All the sophisticated theories and doctrines we write about security do not alter the Malthusian-Hobbesian realities of those living in societies with a high prevalence of HIV and AIDS; of those living in places where a failure to assure sanitation and clean drinking water means thousands still die of diarrhoea; of the embarrassing number of mothers who still die in childbirth; of the schoolchildren who are proving most susceptible to this new virus.

At times like this, the attention the policy-making world pays to traditional issues really does seem like tilting at windmills.

Some perspectives on H1N1 and public health in India follow but interestingly, far fewer op-eds and feature articles than the panic on television news would suggest:

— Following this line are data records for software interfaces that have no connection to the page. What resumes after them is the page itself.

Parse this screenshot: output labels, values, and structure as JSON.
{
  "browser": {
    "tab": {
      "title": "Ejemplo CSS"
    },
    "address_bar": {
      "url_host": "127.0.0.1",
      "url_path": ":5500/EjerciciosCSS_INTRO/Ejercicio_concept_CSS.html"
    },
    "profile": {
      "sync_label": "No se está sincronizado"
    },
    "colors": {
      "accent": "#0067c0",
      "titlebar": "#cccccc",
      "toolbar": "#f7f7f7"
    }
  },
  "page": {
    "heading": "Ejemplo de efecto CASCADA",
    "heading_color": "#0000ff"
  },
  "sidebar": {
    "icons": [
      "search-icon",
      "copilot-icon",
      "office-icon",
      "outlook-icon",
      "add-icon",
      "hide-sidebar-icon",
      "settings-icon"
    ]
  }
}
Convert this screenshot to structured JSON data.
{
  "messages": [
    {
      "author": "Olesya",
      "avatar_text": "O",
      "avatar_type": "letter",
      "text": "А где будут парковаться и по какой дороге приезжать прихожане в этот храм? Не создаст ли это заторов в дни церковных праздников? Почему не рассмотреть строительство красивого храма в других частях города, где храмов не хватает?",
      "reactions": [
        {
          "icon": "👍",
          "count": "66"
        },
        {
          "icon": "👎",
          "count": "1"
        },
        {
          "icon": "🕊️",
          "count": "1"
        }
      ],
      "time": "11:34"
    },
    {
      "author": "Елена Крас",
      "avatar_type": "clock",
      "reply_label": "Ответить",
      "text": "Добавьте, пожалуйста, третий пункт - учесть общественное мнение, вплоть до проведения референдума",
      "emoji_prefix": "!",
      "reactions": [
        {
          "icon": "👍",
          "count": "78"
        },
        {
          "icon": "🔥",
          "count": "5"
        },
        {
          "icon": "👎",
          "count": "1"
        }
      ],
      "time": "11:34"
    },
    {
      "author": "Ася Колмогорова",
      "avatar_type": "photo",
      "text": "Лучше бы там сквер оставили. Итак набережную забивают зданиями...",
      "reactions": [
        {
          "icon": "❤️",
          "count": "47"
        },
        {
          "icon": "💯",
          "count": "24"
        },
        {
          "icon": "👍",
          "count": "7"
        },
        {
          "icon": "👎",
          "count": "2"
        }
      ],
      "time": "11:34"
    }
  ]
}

H1N1 and the have-nots, Hindustan Times editorial, August 5, 2009.
Kounteya Sinha, Explosion of secondary H1N1 infection in India, Times of India, August 9, 2009.
and by me: Pulse Readings: Public health and security, Infochange India, July 2009.

Why aren’t India’s leading columnists and social scientists not taking a greater interest in this issue? That important question leads to another much bigger one: who sets the discursive agenda in public affairs? Probably not those who cannot access Tamiflu.

I will continue to add links to resources that use this crisis for broader reflections on policy and security.
Ila Patnaik, Find the side effects, Indian Express, August 10, 2009.
Manish Kakkar and K. Srinath Reddy, Pinning and tackling swine flu, Indian Express, August 12, 2009.
Meeting a pandemic challenge, Hindu, August 12, 2009.

In the News: “We will spread this fire”

June 20, 2009

Report on Indian Maoists in Times of India.


In this report, Sukumar Mahato starts with a personalized narrative. The article also profiles the average Maoist rebel, estimates their numbers and offers a potted history of Maoist insurgency in India.

Sukumar Mahato, We will spread this fire, Times of India, June 21, 2009.